YOUR OBJECTIVE:
Repeat every entry exactly. Pictures stay out.
BEGIN DATA UNDER STUDY
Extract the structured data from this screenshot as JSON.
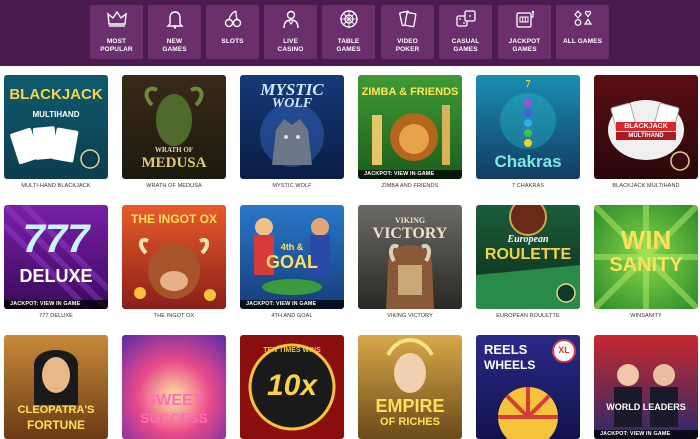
{
  "nav": {
    "categories": [
      {
        "label": "MOST\nPOPULAR",
        "icon": "crown-icon"
      },
      {
        "label": "NEW\nGAMES",
        "icon": "bell-icon"
      },
      {
        "label": "SLOTS",
        "icon": "cherries-icon"
      },
      {
        "label": "LIVE\nCASINO",
        "icon": "dealer-icon"
      },
      {
        "label": "TABLE\nGAMES",
        "icon": "roulette-icon"
      },
      {
        "label": "VIDEO\nPOKER",
        "icon": "cards-icon"
      },
      {
        "label": "CASUAL\nGAMES",
        "icon": "dice-icon"
      },
      {
        "label": "JACKPOT\nGAMES",
        "icon": "slot-machine-icon"
      },
      {
        "label": "ALL GAMES",
        "icon": "suits-icon"
      }
    ]
  },
  "games": [
    {
      "caption": "MULTI-HAND BLACKJACK",
      "art_title": "BLACKJACK",
      "art_sub": "MULTIHAND",
      "jackpot": ""
    },
    {
      "caption": "WRATH OF MEDUSA",
      "art_title": "MEDUSA",
      "art_sub": "WRATH OF",
      "jackpot": ""
    },
    {
      "caption": "MYSTIC WOLF",
      "art_title": "MYSTIC",
      "art_sub": "WOLF",
      "jackpot": ""
    },
    {
      "caption": "ZIMBA AND FRIENDS",
      "art_title": "ZIMBA & FRIENDS",
      "art_sub": "",
      "jackpot": "JACKPOT: VIEW IN GAME"
    },
    {
      "caption": "7 CHAKRAS",
      "art_title": "Chakras",
      "art_sub": "7",
      "jackpot": ""
    },
    {
      "caption": "BLACKJACK MULTIHAND",
      "art_title": "BLACKJACK",
      "art_sub": "MULTIHAND",
      "jackpot": ""
    },
    {
      "caption": "777 DELUXE",
      "art_title": "777",
      "art_sub": "DELUXE",
      "jackpot": "JACKPOT: VIEW IN GAME"
    },
    {
      "caption": "THE INGOT OX",
      "art_title": "THE INGOT OX",
      "art_sub": "",
      "jackpot": ""
    },
    {
      "caption": "4TH AND GOAL",
      "art_title": "GOAL",
      "art_sub": "4th &",
      "jackpot": "JACKPOT: VIEW IN GAME"
    },
    {
      "caption": "VIKING VICTORY",
      "art_title": "VICTORY",
      "art_sub": "VIKING",
      "jackpot": ""
    },
    {
      "caption": "EUROPEAN ROULETTE",
      "art_title": "ROULETTE",
      "art_sub": "European",
      "jackpot": ""
    },
    {
      "caption": "WINSANITY",
      "art_title": "WIN",
      "art_sub": "SANITY",
      "jackpot": ""
    },
    {
      "caption": "",
      "art_title": "CLEOPATRA'S",
      "art_sub": "FORTUNE",
      "jackpot": ""
    },
    {
      "caption": "",
      "art_title": "SWEET",
      "art_sub": "SUCCESS",
      "jackpot": ""
    },
    {
      "caption": "",
      "art_title": "10x",
      "art_sub": "TEN TIMES WINS",
      "jackpot": ""
    },
    {
      "caption": "",
      "art_title": "EMPIRE",
      "art_sub": "OF RICHES",
      "jackpot": ""
    },
    {
      "caption": "",
      "art_title": "REELS",
      "art_sub": "WHEELS",
      "art_badge": "XL",
      "jackpot": ""
    },
    {
      "caption": "",
      "art_title": "WORLD LEADERS",
      "art_sub": "",
      "jackpot": "JACKPOT: VIEW IN GAME"
    }
  ]
}
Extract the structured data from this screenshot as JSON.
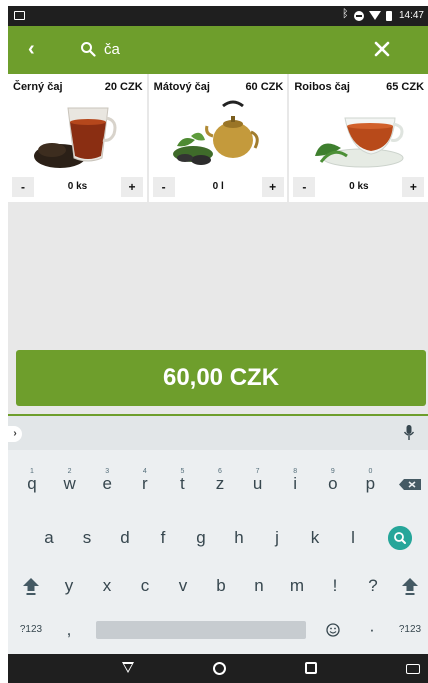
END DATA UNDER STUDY
FINISHED EXERCISE:
Extract the structured data from this screenshot as JSON.
{
  "nav": {
    "categories": [
      {
        "label": "MOST\nPOPULAR",
        "icon": "crown-icon"
      },
      {
        "label": "NEW\nGAMES",
        "icon": "bell-icon"
      },
      {
        "label": "SLOTS",
        "icon": "cherries-icon"
      },
      {
        "label": "LIVE\nCASINO",
        "icon": "dealer-icon"
      },
      {
        "label": "TABLE\nGAMES",
        "icon": "roulette-icon"
      },
      {
        "label": "VIDEO\nPOKER",
        "icon": "cards-icon"
      },
      {
        "label": "CASUAL\nGAMES",
        "icon": "dice-icon"
      },
      {
        "label": "JACKPOT\nGAMES",
        "icon": "slot-machine-icon"
      },
      {
        "label": "ALL GAMES",
        "icon": "suits-icon"
      }
    ]
  },
  "games": [
    {
      "caption": "MULTI-HAND BLACKJACK",
      "art_title": "BLACKJACK",
      "art_sub": "MULTIHAND",
      "jackpot": ""
    },
    {
      "caption": "WRATH OF MEDUSA",
      "art_title": "MEDUSA",
      "art_sub": "WRATH OF",
      "jackpot": ""
    },
    {
      "caption": "MYSTIC WOLF",
      "art_title": "MYSTIC",
      "art_sub": "WOLF",
      "jackpot": ""
    },
    {
      "caption": "ZIMBA AND FRIENDS",
      "art_title": "ZIMBA & FRIENDS",
      "art_sub": "",
      "jackpot": "JACKPOT: VIEW IN GAME"
    },
    {
      "caption": "7 CHAKRAS",
      "art_title": "Chakras",
      "art_sub": "7",
      "jackpot": ""
    },
    {
      "caption": "BLACKJACK MULTIHAND",
      "art_title": "BLACKJACK",
      "art_sub": "MULTIHAND",
      "jackpot": ""
    },
    {
      "caption": "777 DELUXE",
      "art_title": "777",
      "art_sub": "DELUXE",
      "jackpot": "JACKPOT: VIEW IN GAME"
    },
    {
      "caption": "THE INGOT OX",
      "art_title": "THE INGOT OX",
      "art_sub": "",
      "jackpot": ""
    },
    {
      "caption": "4TH AND GOAL",
      "art_title": "GOAL",
      "art_sub": "4th &",
      "jackpot": "JACKPOT: VIEW IN GAME"
    },
    {
      "caption": "VIKING VICTORY",
      "art_title": "VICTORY",
      "art_sub": "VIKING",
      "jackpot": ""
    },
    {
      "caption": "EUROPEAN ROULETTE",
      "art_title": "ROULETTE",
      "art_sub": "European",
      "jackpot": ""
    },
    {
      "caption": "WINSANITY",
      "art_title": "WIN",
      "art_sub": "SANITY",
      "jackpot": ""
    },
    {
      "caption": "",
      "art_title": "CLEOPATRA'S",
      "art_sub": "FORTUNE",
      "jackpot": ""
    },
    {
      "caption": "",
      "art_title": "SWEET",
      "art_sub": "SUCCESS",
      "jackpot": ""
    },
    {
      "caption": "",
      "art_title": "10x",
      "art_sub": "TEN TIMES WINS",
      "jackpot": ""
    },
    {
      "caption": "",
      "art_title": "EMPIRE",
      "art_sub": "OF RICHES",
      "jackpot": ""
    },
    {
      "caption": "",
      "art_title": "REELS",
      "art_sub": "WHEELS",
      "art_badge": "XL",
      "jackpot": ""
    },
    {
      "caption": "",
      "art_title": "WORLD LEADERS",
      "art_sub": "",
      "jackpot": "JACKPOT: VIEW IN GAME"
    }
  ]
}
Extract the structured data from this screenshot as JSON.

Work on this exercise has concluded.